You will observe that I refer to prayer/reflection as a process and not an action. Well, that’s just what it is – it is a process. It will take time. It will even involve multiple steps. It cannot be undertaken in a single sitting. If that’s the case, it is also a process that necessarily involves patience. The outcome, the guidance will not manifest itself right away, so you have to be prepared to wait…to employ patience.
You could consider this as preparing you for the commitment – for helping you understand the release that is required of you. For, to wait means that you must release your preference or desire for a result in the now, and to take hold of the period of the wait.

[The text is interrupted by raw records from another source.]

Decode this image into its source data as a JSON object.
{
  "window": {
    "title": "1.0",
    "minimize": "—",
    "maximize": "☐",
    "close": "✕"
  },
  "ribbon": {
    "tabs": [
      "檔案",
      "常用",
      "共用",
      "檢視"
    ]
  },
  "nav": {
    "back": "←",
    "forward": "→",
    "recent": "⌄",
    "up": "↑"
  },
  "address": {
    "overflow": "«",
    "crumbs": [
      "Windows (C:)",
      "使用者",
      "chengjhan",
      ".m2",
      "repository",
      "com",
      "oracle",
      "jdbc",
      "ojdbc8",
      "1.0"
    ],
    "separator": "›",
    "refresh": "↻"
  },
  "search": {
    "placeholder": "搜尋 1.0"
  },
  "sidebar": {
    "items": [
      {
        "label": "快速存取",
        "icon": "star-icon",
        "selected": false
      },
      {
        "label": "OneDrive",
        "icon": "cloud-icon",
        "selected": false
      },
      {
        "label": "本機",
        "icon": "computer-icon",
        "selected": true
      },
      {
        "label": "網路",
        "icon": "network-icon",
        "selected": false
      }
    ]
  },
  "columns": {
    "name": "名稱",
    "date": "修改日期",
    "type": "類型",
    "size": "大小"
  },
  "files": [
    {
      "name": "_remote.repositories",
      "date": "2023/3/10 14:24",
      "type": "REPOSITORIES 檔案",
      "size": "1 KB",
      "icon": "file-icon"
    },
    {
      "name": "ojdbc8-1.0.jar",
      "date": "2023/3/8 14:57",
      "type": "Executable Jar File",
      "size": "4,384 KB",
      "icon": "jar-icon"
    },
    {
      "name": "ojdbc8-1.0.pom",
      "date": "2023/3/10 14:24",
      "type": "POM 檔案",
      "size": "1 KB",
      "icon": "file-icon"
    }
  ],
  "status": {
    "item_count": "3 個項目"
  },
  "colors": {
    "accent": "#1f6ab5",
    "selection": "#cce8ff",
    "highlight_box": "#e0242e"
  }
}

I offer you these thoughts, friends, as we begin to wrap up another year. I encourage you to begin your process of prayer/reflection now. Remember, you will have to wait for the guidance. Begin your process of prayer now so you may be guided into what is the release you need in order to render yourself ready to commit to whatever the new year will mean for you.
As I close, remember, good things come to those who wait, but not to those who wait too late. So, your good thing will come if you wait, but you must begin that process of reflection even now, so that that good thing that awaits you might not escape you for failure on your part to begin the process of release.
My process has already begun. I am releasing because I am about to commit. I pray you find your release as well.
Until next time, love, peace and joy.